The Swayambhunath stupa is a golden spire crowning a conical wooded hill. It is the most ancient and enigmatic of all the holy shrines in Kathmandu valley. It has a lofty white dome and a glittering golden spire that are visible from all sides of the valley.

The stupa in its surroundings consists of chaityas, temples, painted images of deities and numerous other religious objects. Located on a hill on the outskirts of Kathmandu, the temple offers magnificent views over the city and on a clear day to the mountains beyond.

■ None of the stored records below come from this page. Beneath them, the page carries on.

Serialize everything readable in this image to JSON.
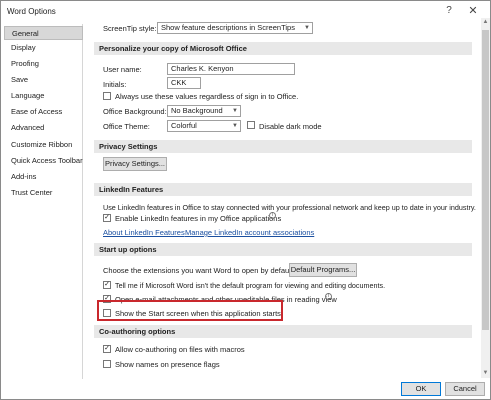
{
  "window": {
    "title": "Word Options",
    "help_glyph": "?",
    "close_glyph": "✕"
  },
  "sidebar": {
    "items": [
      {
        "label": "General",
        "selected": true
      },
      {
        "label": "Display"
      },
      {
        "label": "Proofing"
      },
      {
        "label": "Save"
      },
      {
        "label": "Language"
      },
      {
        "label": "Ease of Access"
      },
      {
        "label": "Advanced"
      },
      {
        "label": "Customize Ribbon"
      },
      {
        "label": "Quick Access Toolbar"
      },
      {
        "label": "Add-ins"
      },
      {
        "label": "Trust Center"
      }
    ]
  },
  "ui_options": {
    "screentip_label": "ScreenTip style:",
    "screentip_value": "Show feature descriptions in ScreenTips"
  },
  "personalize": {
    "header": "Personalize your copy of Microsoft Office",
    "username_label": "User name:",
    "username_value": "Charles K. Kenyon",
    "initials_label": "Initials:",
    "initials_value": "CKK",
    "always_use_label": "Always use these values regardless of sign in to Office.",
    "always_use_checked": false,
    "background_label": "Office Background:",
    "background_value": "No Background",
    "theme_label": "Office Theme:",
    "theme_value": "Colorful",
    "disable_dark_label": "Disable dark mode",
    "disable_dark_checked": false
  },
  "privacy": {
    "header": "Privacy Settings",
    "button_label": "Privacy Settings..."
  },
  "linkedin": {
    "header": "LinkedIn Features",
    "description": "Use LinkedIn features in Office to stay connected with your professional network and keep up to date in your industry.",
    "enable_label": "Enable LinkedIn features in my Office applications",
    "enable_checked": true,
    "about_link": "About LinkedIn Features",
    "manage_link": "Manage LinkedIn account associations"
  },
  "startup": {
    "header": "Start up options",
    "choose_label": "Choose the extensions you want Word to open by default:",
    "default_programs_button": "Default Programs...",
    "tell_me_label": "Tell me if Microsoft Word isn't the default program for viewing and editing documents.",
    "tell_me_checked": true,
    "open_attachments_label": "Open e-mail attachments and other uneditable files in reading view",
    "open_attachments_checked": true,
    "show_start_label": "Show the Start screen when this application starts",
    "show_start_checked": false
  },
  "coauthoring": {
    "header": "Co-authoring options",
    "allow_label": "Allow co-authoring on files with macros",
    "allow_checked": true,
    "show_names_label": "Show names on presence flags",
    "show_names_checked": false
  },
  "footer": {
    "ok_label": "OK",
    "cancel_label": "Cancel"
  },
  "glyphs": {
    "check": "✓",
    "info": "i",
    "dropdown": "▼",
    "scroll_up": "▲",
    "scroll_down": "▼"
  }
}
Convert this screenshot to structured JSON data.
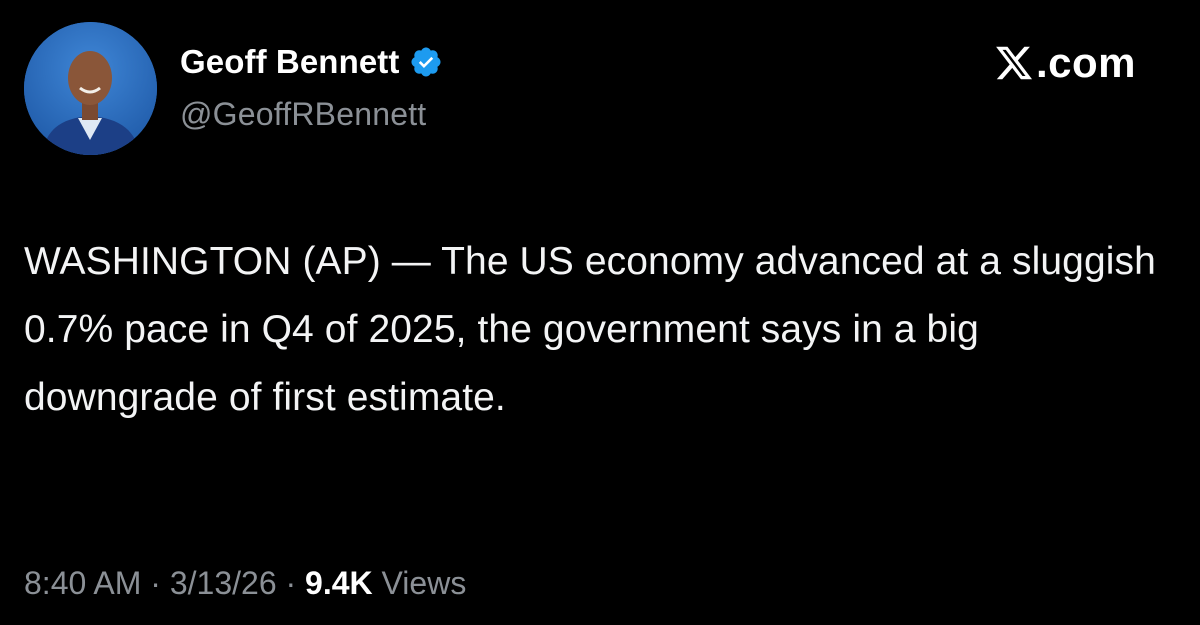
{
  "author": {
    "name": "Geoff Bennett",
    "handle": "@GeoffRBennett",
    "verified": true,
    "avatar_icon": "profile-photo"
  },
  "brand": {
    "domain": ".com",
    "logo_icon": "x-logo-icon"
  },
  "tweet": {
    "text": "WASHINGTON (AP) — The US economy advanced at a sluggish 0.7% pace in Q4 of 2025, the government says in a big downgrade of first estimate."
  },
  "meta": {
    "time": "8:40 AM",
    "separator": " · ",
    "date": "3/13/26",
    "views_count": "9.4K",
    "views_label": " Views"
  },
  "colors": {
    "background": "#000000",
    "text_primary": "#e7e9ea",
    "text_secondary": "#8b9096",
    "verified_blue": "#1d9bf0"
  }
}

At the heart of the temple complex is the stupa, topped by the painted eyes of Buddha, surrounded by prayer wheels and numerous smaller temples. Also an important Tibetan Buddhist site, the area provides a fantastic moment.

Amazing to look at, the architectural beauty of the Swayambunath temple gives way to feelings of reverence and adoration. The stupa consists of a dome at the base and a cubical structure with the eyes of Buddha looking in all four directions.

There are pentagonal Toran present above each of the four sides with statues engraved in them. Behind and above the Toran there are thirteen tiers. Above all the tiers, there is a small space above which the Gajur is present.

According to Swayambhu Puran, the entire Kathmandu valley was once filled with an enormous lake, out of which grew a mystical lotus. The valley came to be known as Swayambhu, meaning ‘Self-created’ or ‘Self-existent’. The Bodhisattva Manjushri had a vision of the lotus at Swayambhu and travelled there to worship it.